Despite decade old calls for a "just sustainability," urban sustainability policy and practice remains oriented toward environmental outcomes and eco-lifestyle projects. Notions of equity, justice, and inclusion continue to be marginalized in favor of technological solutions, such as green buildings, that are visible, easy to implement, and help to promote economic development. By examining a controversy over a bikeway development project in a rapidly gentrifying neighborhood in Northeast Portland, Oregon, this article explores how despite apolitical appeals to broadly shared values or visions of what a sustainable city ought to look like, sustainability projects can be - and perhaps should be - hotly contested. This article illustrates how sustainable development projects become sites of political debate, and provide space for environmental and social justice concerns to enter into the broader discourse on sustainability.

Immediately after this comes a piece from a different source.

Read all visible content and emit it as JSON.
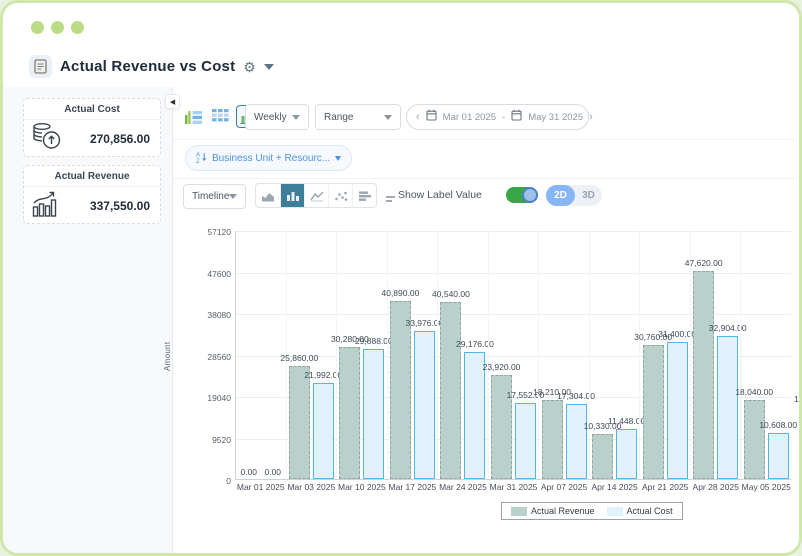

Following the work of environmental justice advocates and scholars critiquing urban sustainability, this article contributes to the analysis and practice of efforts to advance a more socially robust, equitable, and political notion of sustainability.
ASJC Scopus subject areas
- Geography, Planning and Development
- Management, Monitoring, Policy and Law
- Health, Toxicology and Mutagenesis